[Records provided]

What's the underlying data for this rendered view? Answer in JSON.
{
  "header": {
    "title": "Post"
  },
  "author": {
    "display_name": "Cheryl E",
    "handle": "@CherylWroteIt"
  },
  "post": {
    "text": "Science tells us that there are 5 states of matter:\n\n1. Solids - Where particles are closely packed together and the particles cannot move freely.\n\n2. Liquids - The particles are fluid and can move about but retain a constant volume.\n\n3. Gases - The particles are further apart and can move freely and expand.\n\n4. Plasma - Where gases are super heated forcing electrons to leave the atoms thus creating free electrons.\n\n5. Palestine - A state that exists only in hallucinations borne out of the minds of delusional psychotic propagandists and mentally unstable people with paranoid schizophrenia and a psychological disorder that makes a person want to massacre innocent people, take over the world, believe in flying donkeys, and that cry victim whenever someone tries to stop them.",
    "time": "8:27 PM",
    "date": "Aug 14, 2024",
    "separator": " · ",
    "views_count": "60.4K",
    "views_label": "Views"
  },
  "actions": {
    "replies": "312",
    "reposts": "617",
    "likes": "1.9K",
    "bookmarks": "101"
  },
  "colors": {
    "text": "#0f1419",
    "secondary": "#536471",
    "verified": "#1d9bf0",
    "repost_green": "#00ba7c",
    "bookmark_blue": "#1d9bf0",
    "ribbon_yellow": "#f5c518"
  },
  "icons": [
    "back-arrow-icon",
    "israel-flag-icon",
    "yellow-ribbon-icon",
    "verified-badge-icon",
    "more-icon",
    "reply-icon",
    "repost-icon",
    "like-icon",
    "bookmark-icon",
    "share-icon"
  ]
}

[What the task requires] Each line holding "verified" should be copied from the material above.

[Output]
    "verified": "#1d9bf0",
    "verified-badge-icon",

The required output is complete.